One item glared at me when I opened my browser to Google news this morning. The headline from the Philadelphia Inquirer screamed the news: Schools, city lose in budget. But don’t worry, taxes won’t rise. And business taxes will actually be lowered. Everyone knows business profits are more important than education and social services, right?
I didn’t have much luck analyzing the actual budget– it was way too long. However, I read Governor Tom Corbett’s euphemistic opening message, and enjoyed juxtaposing it with newspaper analysis of the budget cuts.
For example, the governor says, “Limiting the size and scope of government allows the public a better understanding of their investments.” Understanding their investments? Which part of the populace has investments? I wondered. Certainly not the 1500 state employees whose jobs are scheduled for elimination, or the public whom they serve. Not the poor who count on the slashed social service programs to help them find jobs.
Here’s another gem from the desk of Tom Corbett: “In education, this budget supports an agenda for excellence, a world-class education that enables all Pennsylvania children to achieve to their full potential.” Except children in Philadelphia, and other poor districts. The governor proposes cutting 1.1 billion dollars from the educational budget, according to Forbes.
More from the governor: “Components of the education reform agenda include expanding quality educational options, maximizing flexibility and providing mandate relief for local school districts, and raising the quality of publicly supported education.”
In Philadelphia and other poor districts who’ve been coerced into providing charter schools as alternatives for failing public schools, the cuts will be especially draconian. This year’s budget will not reimburse districts for charter schools.
In keeping with the Republican tradition of giving help only to those who don’t need it, funds for Philadelphia were slashed dramatically, while the wealthy Tredyffrin/Easttown School District got over eighty percent of their funding restored.
Let’s call this what it is: the plundering of big city public schools. What can they be thinking, castrating a system that delivers an education to the children who need it most? Children who fail in school, especially if they are black males, stand a high chance of going to jail or being killed.

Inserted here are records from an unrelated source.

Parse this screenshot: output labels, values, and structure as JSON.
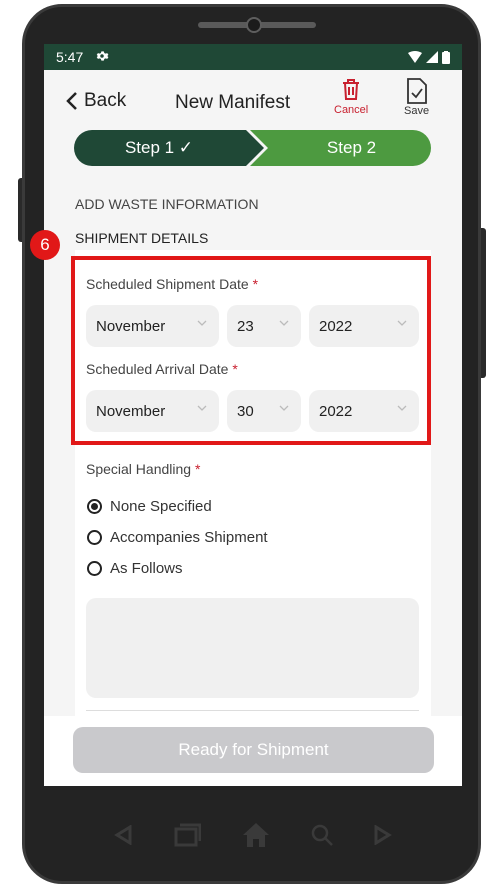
{
  "status_bar": {
    "time": "5:47"
  },
  "header": {
    "back_label": "Back",
    "title": "New Manifest",
    "cancel_label": "Cancel",
    "save_label": "Save"
  },
  "stepper": {
    "step1_label": "Step 1 ✓",
    "step2_label": "Step 2"
  },
  "sections": {
    "add_waste": "ADD WASTE INFORMATION",
    "shipment_details": "SHIPMENT DETAILS"
  },
  "callout_number": "6",
  "shipment_date": {
    "label": "Scheduled Shipment Date",
    "required": "*",
    "month": "November",
    "day": "23",
    "year": "2022"
  },
  "arrival_date": {
    "label": "Scheduled Arrival Date",
    "required": "*",
    "month": "November",
    "day": "30",
    "year": "2022"
  },
  "special_handling": {
    "label": "Special Handling",
    "required": "*",
    "options": [
      "None Specified",
      "Accompanies Shipment",
      "As Follows"
    ],
    "selected": "None Specified"
  },
  "ready_button": "Ready for Shipment",
  "colors": {
    "primary_dark": "#1f4836",
    "primary_green": "#4d9a40",
    "danger": "#c8202f",
    "highlight": "#e11818"
  }
}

The Philadelphia School District, by the way, is only 13.8% white. Can that have something to do with cuts in funding? In any event, those of any stripe who fail due to a lack of access to a quality education certainly don’t contribute to the tax base, or to society.

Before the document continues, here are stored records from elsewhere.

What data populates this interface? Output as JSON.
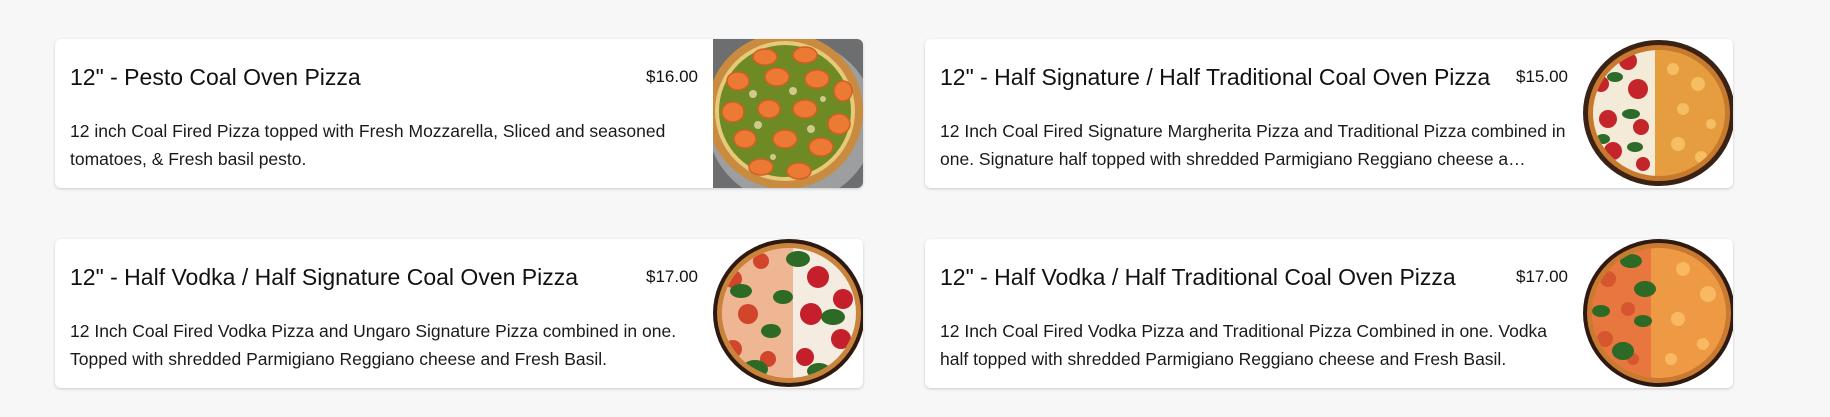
{
  "menu": {
    "items": [
      {
        "title": "12\" - Pesto Coal Oven Pizza",
        "price": "$16.00",
        "description": "12 inch Coal Fired Pizza topped with Fresh Mozzarella, Sliced and seasoned tomatoes, & Fresh basil pesto.",
        "image": "pesto-pizza-photo"
      },
      {
        "title": "12\" - Half Signature / Half Traditional Coal Oven Pizza",
        "price": "$15.00",
        "description": "12 Inch Coal Fired Signature Margherita Pizza and Traditional Pizza combined in one. Signature half topped with shredded Parmigiano Reggiano cheese a…",
        "image": "half-signature-half-traditional-pizza-photo"
      },
      {
        "title": "12\" - Half Vodka / Half Signature Coal Oven Pizza",
        "price": "$17.00",
        "description": "12 Inch Coal Fired Vodka Pizza and Ungaro Signature Pizza combined in one. Topped with shredded Parmigiano Reggiano cheese and Fresh Basil.",
        "image": "half-vodka-half-signature-pizza-photo"
      },
      {
        "title": "12\" - Half Vodka / Half Traditional Coal Oven Pizza",
        "price": "$17.00",
        "description": "12 Inch Coal Fired Vodka Pizza and Traditional Pizza Combined in one. Vodka half topped with shredded Parmigiano Reggiano cheese and Fresh Basil.",
        "image": "half-vodka-half-traditional-pizza-photo"
      }
    ]
  },
  "colors": {
    "page_background": "#f7f7f7",
    "card_background": "#ffffff",
    "text": "#111111"
  }
}
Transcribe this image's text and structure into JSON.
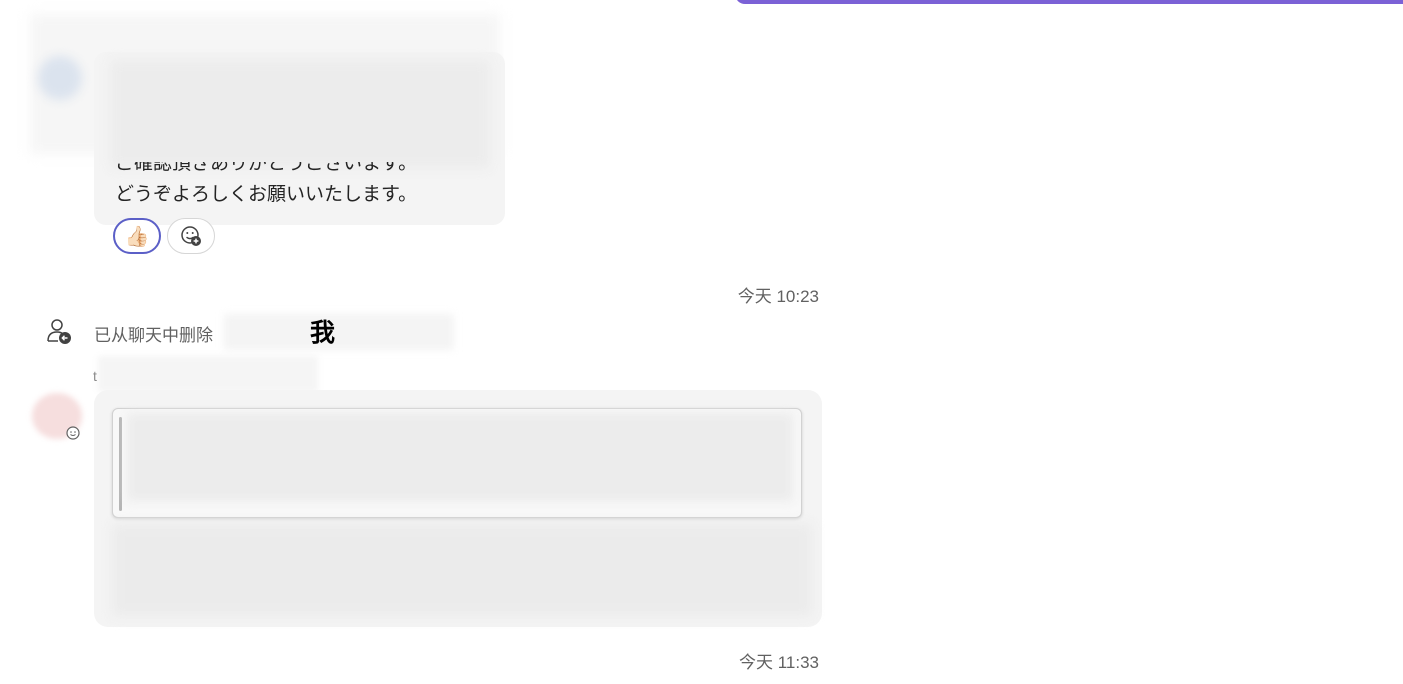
{
  "message1": {
    "line1": "ご確認頂きありがとうございます。",
    "line2": "どうぞよろしくお願いいたします。",
    "reactions": [
      {
        "emoji": "👍🏻",
        "icon": "thumbs-up-icon",
        "selected": true
      },
      {
        "emoji": "",
        "icon": "add-reaction-icon",
        "selected": false
      }
    ]
  },
  "timestamp1": "今天 10:23",
  "system_event": {
    "text": "已从聊天中删除",
    "me": "我",
    "icon": "person-remove-icon"
  },
  "timestamp2": "今天 11:33",
  "message2": {
    "sender_fragment": "t"
  },
  "colors": {
    "accent": "#7b61d6",
    "reaction_selected_border": "#5b5fc7",
    "bubble": "#f4f4f4"
  }
}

According to the governor, his budget “unleashes the potential for Pennsylvania innovation. It provides no increase in taxes and shrinks the size of government, easing the burdens on families and businesses.” I’m scratching my head trying to figure out how the burdens on families are eased. Easier to understand is how industry profits.
Shamelessly, Corbett goes on to claim, “This budget demonstrates our commitment to taking ownership of our financial burdens and not passing them on to the next generation.” Explain that to the students who planned on attending state universities, often the only educational institutions available to many city kids. State and community colleges will endure up to fifty percent in cuts.
This budget rips resources from the poor in order to avoid raising taxes on the rich, who already have such a high percentage of the wealth, and, of course, the sacred cows of Republicanism, corporations.
Instead of insuring the future of our state by investing in education, the governor chooses to protect the very businesses that destroy the quality of life in Pennsylvania. How about this: levy taxes on the gas-drilling industries, and pump up spending in schools and communities. What a concept!